Lockheed’s major customer is the US Department of Defence, for whom its makes fighter aircraft and Trident missiles. It also manufactures space satellites and has been buying up UK defence businesses.
Jacobs Engineering, headquartered in Pasadena, California, is one of the world’s largest providers of technical, professional and construction services. It employs over 50,000 people in more than 20 countries, and had revenues of £7.2 billion ($11.5bn) in 2009.
Last year Jacobs bought a one-third share in the management of AWE, the consortium that runs nuclear bomb factories at Aldermaston and Burghfield in Berkshire. It has also been involved in building the proposed new road bridge across the Firth of Forth.
Serco, headquartered in Hook, Hampshire, is a major private contactor for public services across the world. It employs more than 70,000 people in over 30 countries, and had revenues of £4 billion in 2009.

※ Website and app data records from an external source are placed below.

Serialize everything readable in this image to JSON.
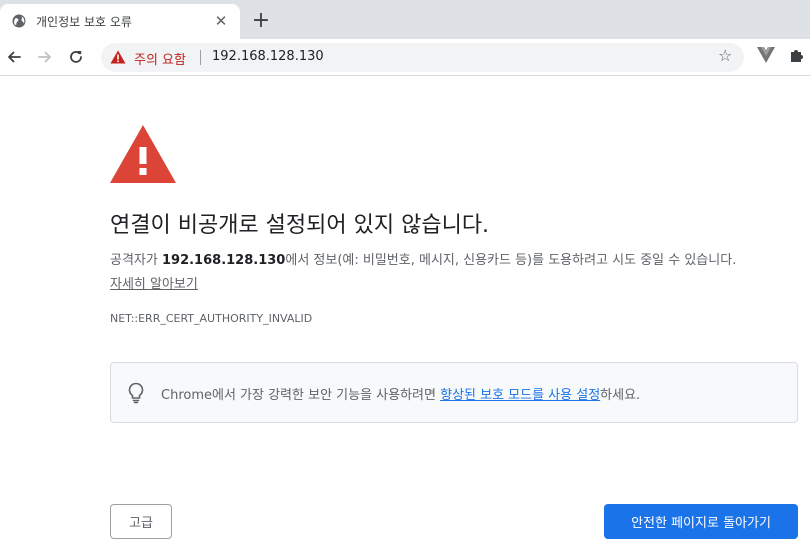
{
  "tab": {
    "title": "개인정보 보호 오류",
    "close_glyph": "✕",
    "new_tab_glyph": "+"
  },
  "toolbar": {
    "security_label": "주의 요함",
    "url": "192.168.128.130",
    "bookmark_glyph": "☆"
  },
  "page": {
    "heading": "연결이 비공개로 설정되어 있지 않습니다.",
    "description_prefix": "공격자가 ",
    "description_host": "192.168.128.130",
    "description_suffix": "에서 정보(예: 비밀번호, 메시지, 신용카드 등)를 도용하려고 시도 중일 수 있습니다.",
    "learn_more": "자세히 알아보기",
    "error_code": "NET::ERR_CERT_AUTHORITY_INVALID",
    "promo_prefix": "Chrome에서 가장 강력한 보안 기능을 사용하려면 ",
    "promo_link": "향상된 보호 모드를 사용 설정",
    "promo_suffix": "하세요.",
    "advanced_button": "고급",
    "back_button": "안전한 페이지로 돌아가기"
  },
  "colors": {
    "warning_red": "#db4437",
    "link_blue": "#1a73e8",
    "primary_button": "#1a73e8"
  },
  "icons": {
    "favicon": "globe-icon",
    "back": "back-arrow-icon",
    "forward": "forward-arrow-icon",
    "reload": "reload-icon",
    "security": "warning-triangle-icon",
    "bookmark": "star-icon",
    "extension1": "vue-devtools-icon",
    "extension2": "puzzle-icon",
    "promo": "lightbulb-icon",
    "hero": "warning-triangle-icon"
  }
}
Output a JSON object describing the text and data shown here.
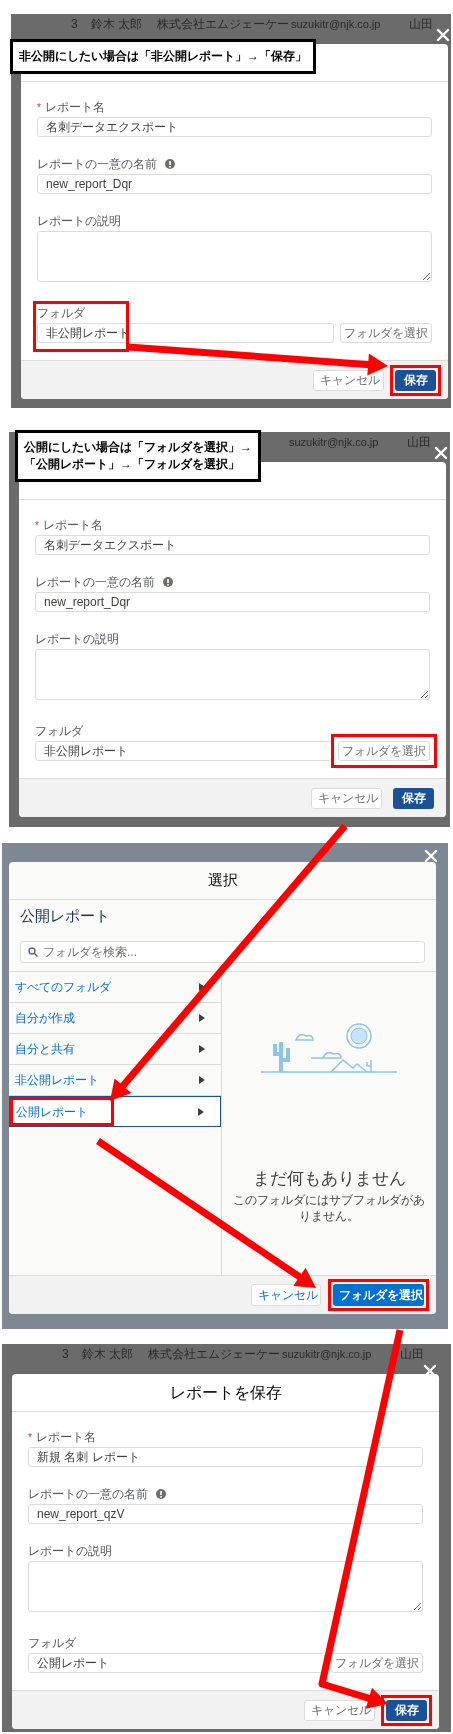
{
  "panels": [
    {
      "kind": "save_dialog",
      "background_row": [
        "3",
        "鈴木 太郎",
        "株式会社エムジェーケー",
        "suzukitr@njk.co.jp",
        "山田"
      ],
      "callout": [
        "非公開にしたい場合は「非公開レポート」→「保存」"
      ],
      "fields": [
        {
          "kind": "input",
          "mark": "*",
          "label": "レポート名",
          "value": "名刺データエクスポート"
        },
        {
          "kind": "input",
          "label": "レポートの一意の名前",
          "info": true,
          "value": "new_report_Dqr"
        },
        {
          "kind": "textarea",
          "label": "レポートの説明"
        },
        {
          "kind": "folder",
          "label": "フォルダ",
          "value": "非公開レポート",
          "button": "フォルダを選択",
          "highlighted": true,
          "button_highlighted": false
        }
      ],
      "buttons": [
        {
          "kind": "neutral",
          "label": "キャンセル",
          "highlighted": false
        },
        {
          "kind": "brand",
          "label": "保存",
          "highlighted": true
        }
      ]
    },
    {
      "kind": "save_dialog",
      "background_row": [
        "suzukitr@njk.co.jp",
        "山田"
      ],
      "callout": [
        "公開にしたい場合は「フォルダを選択」→",
        "「公開レポート」→「フォルダを選択」"
      ],
      "fields": [
        {
          "kind": "input",
          "mark": "*",
          "label": "レポート名",
          "value": "名刺データエクスポート"
        },
        {
          "kind": "input",
          "label": "レポートの一意の名前",
          "info": true,
          "value": "new_report_Dqr"
        },
        {
          "kind": "textarea",
          "label": "レポートの説明"
        },
        {
          "kind": "folder",
          "label": "フォルダ",
          "value": "非公開レポート",
          "button": "フォルダを選択",
          "highlighted": false,
          "button_highlighted": true
        }
      ],
      "buttons": [
        {
          "kind": "neutral",
          "label": "キャンセル",
          "highlighted": false
        },
        {
          "kind": "brand",
          "label": "保存",
          "highlighted": false
        }
      ]
    },
    {
      "kind": "folder_picker",
      "title": "選択",
      "current": "公開レポート",
      "search_placeholder": "フォルダを検索...",
      "items": [
        {
          "label": "すべてのフォルダ",
          "selected": false,
          "highlighted": false
        },
        {
          "label": "自分が作成",
          "selected": false,
          "highlighted": false
        },
        {
          "label": "自分と共有",
          "selected": false,
          "highlighted": false
        },
        {
          "label": "非公開レポート",
          "selected": false,
          "highlighted": false
        },
        {
          "label": "公開レポート",
          "selected": true,
          "highlighted": true
        }
      ],
      "empty_title": "まだ何もありません",
      "empty_message": "このフォルダにはサブフォルダがありません。",
      "buttons": [
        {
          "kind": "neutral",
          "label": "キャンセル",
          "highlighted": false
        },
        {
          "kind": "brand",
          "label": "フォルダを選択",
          "highlighted": true
        }
      ]
    },
    {
      "kind": "save_dialog",
      "background_row": [
        "3",
        "鈴木 太郎",
        "株式会社エムジェーケー",
        "suzukitr@njk.co.jp",
        "山田"
      ],
      "title": "レポートを保存",
      "fields": [
        {
          "kind": "input",
          "mark": "*",
          "label": "レポート名",
          "value": "新規 名刺 レポート"
        },
        {
          "kind": "input",
          "label": "レポートの一意の名前",
          "info": true,
          "value": "new_report_qzV"
        },
        {
          "kind": "textarea",
          "label": "レポートの説明"
        },
        {
          "kind": "folder",
          "label": "フォルダ",
          "value": "公開レポート",
          "button": "フォルダを選択",
          "highlighted": false,
          "button_highlighted": false
        }
      ],
      "buttons": [
        {
          "kind": "neutral",
          "label": "キャンセル",
          "highlighted": false
        },
        {
          "kind": "brand",
          "label": "保存",
          "highlighted": true
        }
      ]
    }
  ]
}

Formed as an America spin-off in 1929, Serco provides a computer and software support system for 66 UK law enforcement agencies. It also runs the Docklands Light Railway in London.
Babcock, headquartered in London, is one of the UK’s biggest engineering support companies. It employs 27,000 people around the world, and earned revenue of around £3 billion in 2010.
Babcock does work for the Royal Navy at the Devonport dockyard in Plymouth, at Rosyth in Fife and at the Faslane nuclear submarine base on the Clyde. The company also provides services for nuclear power stations in Scotland.
The leaked MoD privatisation plan can be downloaded here(340KB Word).